Five patients (0.9%) suffered from cerebrovascular accident (CVA). Incidentally, two of the five CVAs occurred 24–48 hours after the procedure. Hemopericardium occurred in seven patients (1.4%); one of these seven patients required cardiovascular surgical repair of the perforation of the left atrium at the ablation site, while the remaining six patients were treated successfully with pericardiocentesis. Nine patients developed major vascular complications at the groin sites (seven pseudoanerysm and two atrioventricular fistula). Two patients developed atrioventricular block and required permanent pacemaker implantation. Three patients had a transient pulmonary edema after the procedure.

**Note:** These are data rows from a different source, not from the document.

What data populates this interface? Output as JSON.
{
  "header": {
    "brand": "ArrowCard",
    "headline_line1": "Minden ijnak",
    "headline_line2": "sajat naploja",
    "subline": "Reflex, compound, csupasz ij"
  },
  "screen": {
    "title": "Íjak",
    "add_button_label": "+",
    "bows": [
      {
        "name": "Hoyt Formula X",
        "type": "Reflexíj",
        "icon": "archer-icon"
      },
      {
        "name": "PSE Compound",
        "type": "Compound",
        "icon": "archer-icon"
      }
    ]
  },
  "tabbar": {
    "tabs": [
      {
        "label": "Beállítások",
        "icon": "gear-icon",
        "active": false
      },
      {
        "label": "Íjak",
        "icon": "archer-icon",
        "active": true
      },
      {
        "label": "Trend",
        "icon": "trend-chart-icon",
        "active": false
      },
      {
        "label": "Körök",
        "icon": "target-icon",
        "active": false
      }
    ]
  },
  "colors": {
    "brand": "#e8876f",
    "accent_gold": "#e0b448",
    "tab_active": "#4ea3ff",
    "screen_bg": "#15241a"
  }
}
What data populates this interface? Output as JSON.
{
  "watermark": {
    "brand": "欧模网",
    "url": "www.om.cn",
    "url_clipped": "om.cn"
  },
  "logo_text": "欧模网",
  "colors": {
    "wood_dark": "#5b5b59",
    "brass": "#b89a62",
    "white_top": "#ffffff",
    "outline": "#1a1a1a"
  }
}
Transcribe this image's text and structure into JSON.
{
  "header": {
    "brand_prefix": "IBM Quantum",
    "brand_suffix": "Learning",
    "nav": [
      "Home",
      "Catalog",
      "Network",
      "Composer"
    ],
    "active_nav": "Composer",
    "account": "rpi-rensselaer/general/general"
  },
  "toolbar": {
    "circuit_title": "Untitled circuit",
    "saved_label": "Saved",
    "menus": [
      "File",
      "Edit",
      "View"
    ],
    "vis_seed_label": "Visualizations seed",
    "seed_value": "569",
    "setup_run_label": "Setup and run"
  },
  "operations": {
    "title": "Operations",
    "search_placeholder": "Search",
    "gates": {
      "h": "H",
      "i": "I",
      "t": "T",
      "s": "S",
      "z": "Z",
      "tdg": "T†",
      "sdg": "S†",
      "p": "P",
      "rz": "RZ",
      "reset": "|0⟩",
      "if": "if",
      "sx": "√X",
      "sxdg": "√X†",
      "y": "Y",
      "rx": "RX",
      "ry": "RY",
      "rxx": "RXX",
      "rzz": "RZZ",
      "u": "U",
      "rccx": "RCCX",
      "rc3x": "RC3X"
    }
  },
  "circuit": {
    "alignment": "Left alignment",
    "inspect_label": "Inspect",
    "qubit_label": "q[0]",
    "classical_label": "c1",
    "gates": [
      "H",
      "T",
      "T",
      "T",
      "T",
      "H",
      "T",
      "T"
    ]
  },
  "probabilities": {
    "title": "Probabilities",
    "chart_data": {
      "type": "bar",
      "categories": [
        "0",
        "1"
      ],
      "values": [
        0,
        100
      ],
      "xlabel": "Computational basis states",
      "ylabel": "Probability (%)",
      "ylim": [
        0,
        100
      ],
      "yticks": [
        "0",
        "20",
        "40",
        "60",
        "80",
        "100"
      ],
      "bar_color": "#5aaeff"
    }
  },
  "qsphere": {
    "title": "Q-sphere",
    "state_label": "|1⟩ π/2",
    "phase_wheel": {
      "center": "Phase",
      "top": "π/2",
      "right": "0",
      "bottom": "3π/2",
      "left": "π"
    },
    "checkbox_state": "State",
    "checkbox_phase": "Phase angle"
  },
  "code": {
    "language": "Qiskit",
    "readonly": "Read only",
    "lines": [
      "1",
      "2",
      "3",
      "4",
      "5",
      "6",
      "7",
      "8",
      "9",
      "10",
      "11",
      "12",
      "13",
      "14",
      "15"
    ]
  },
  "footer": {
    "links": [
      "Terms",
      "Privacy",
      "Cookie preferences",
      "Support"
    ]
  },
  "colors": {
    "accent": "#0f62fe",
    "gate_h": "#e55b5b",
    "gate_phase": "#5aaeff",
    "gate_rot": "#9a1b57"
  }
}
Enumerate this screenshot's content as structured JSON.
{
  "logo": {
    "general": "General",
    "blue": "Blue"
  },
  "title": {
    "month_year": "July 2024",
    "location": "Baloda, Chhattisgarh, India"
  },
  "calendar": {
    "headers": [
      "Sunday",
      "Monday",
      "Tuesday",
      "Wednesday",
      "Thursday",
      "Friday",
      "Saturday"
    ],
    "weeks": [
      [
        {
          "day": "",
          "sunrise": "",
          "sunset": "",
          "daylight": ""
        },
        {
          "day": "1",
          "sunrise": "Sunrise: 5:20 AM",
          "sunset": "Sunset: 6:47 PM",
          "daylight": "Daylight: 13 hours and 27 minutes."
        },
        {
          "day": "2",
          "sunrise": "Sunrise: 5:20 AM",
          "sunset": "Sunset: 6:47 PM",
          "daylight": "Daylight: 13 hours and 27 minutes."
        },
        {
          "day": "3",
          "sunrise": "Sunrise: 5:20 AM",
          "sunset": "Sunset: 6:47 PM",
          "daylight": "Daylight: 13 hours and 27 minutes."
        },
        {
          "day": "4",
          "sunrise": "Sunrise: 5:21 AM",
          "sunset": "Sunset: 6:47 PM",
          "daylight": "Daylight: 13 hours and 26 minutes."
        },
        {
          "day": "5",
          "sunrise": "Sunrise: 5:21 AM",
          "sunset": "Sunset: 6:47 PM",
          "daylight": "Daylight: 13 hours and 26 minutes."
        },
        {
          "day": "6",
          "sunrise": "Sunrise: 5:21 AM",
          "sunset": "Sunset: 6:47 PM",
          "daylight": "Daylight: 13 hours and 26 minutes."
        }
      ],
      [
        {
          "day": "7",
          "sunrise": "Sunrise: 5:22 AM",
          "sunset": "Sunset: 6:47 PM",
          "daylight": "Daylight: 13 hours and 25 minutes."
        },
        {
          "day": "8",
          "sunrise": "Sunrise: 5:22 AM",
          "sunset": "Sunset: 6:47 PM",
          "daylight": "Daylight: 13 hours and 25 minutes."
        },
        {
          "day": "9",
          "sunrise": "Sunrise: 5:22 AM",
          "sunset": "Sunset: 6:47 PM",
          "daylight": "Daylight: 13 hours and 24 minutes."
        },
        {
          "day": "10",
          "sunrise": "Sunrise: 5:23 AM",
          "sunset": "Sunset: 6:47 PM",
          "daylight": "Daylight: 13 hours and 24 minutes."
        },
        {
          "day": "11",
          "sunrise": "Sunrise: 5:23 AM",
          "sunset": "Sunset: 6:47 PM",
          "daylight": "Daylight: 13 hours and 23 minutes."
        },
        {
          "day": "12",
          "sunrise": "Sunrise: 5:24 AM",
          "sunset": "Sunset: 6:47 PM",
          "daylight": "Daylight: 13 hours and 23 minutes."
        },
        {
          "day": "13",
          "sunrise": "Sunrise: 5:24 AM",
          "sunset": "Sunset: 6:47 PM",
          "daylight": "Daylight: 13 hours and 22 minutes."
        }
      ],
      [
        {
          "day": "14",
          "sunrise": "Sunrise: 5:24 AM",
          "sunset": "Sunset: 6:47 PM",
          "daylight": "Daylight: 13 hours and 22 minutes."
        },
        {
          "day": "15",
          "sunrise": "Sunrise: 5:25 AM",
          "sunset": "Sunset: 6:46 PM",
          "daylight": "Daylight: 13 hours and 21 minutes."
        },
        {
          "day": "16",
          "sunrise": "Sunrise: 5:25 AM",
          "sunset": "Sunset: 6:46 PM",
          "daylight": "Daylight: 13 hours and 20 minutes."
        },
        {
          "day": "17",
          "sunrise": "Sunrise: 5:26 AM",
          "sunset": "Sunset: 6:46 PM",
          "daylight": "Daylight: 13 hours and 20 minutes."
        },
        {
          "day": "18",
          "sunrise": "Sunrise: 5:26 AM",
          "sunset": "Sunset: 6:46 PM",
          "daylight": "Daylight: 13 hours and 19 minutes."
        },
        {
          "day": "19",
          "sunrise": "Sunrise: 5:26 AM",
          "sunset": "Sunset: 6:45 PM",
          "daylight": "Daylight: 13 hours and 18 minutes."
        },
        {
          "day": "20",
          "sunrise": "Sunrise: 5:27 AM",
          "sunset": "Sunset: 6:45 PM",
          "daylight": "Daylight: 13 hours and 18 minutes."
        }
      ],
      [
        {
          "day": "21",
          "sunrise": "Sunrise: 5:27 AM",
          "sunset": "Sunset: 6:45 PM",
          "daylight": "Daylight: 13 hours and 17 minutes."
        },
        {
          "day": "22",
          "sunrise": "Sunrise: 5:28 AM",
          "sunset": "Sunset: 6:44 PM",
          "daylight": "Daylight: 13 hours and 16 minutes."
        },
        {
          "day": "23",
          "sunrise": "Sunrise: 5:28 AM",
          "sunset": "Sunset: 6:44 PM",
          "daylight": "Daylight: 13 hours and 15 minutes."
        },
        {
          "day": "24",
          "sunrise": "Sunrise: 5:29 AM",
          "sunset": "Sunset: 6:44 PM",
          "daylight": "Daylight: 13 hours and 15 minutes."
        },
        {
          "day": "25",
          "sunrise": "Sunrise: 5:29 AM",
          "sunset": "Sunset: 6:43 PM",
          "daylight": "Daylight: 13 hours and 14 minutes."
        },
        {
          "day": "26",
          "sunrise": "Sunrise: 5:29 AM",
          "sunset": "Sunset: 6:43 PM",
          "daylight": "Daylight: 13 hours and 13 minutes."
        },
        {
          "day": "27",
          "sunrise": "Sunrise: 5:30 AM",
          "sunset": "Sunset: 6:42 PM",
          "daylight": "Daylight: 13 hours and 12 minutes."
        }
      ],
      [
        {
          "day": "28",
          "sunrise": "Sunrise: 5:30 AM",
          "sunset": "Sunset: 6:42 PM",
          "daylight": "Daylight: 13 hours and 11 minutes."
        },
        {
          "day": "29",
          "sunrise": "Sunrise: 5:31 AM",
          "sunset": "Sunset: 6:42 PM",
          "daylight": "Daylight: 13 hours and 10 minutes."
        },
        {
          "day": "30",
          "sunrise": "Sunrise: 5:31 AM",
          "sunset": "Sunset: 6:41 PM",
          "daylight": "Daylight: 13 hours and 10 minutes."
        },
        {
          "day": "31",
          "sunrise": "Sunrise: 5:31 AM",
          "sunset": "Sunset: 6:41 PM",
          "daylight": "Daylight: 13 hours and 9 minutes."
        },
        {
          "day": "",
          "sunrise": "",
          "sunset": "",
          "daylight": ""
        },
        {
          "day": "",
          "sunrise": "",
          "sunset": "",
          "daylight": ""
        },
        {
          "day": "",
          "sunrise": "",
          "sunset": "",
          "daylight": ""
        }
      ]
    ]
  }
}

Our study is the first to evaluate the safety and efficacy of catheter ablation in high-risk patients with AF. Our patients were much older than those in other studies with catheter ablation with AF. Despite these high-risk patients, our data clearly indicated that CFAE-targeted ablation of AF is effective in maintaining SR in selected high-risk AF patients and may allow patients to stop warfarin therapy. SR after AF ablation is a marker of relatively low mortality and stroke risk. Ablation is associated with mortality and/or stroke reduction. Our report here is from a single center; however, while needing further confirmation from large multicenter trials, these data are compelling and clearly suggest that catheter substrate ablation for controlling AF is a therapeutic modality whose time may have arrived.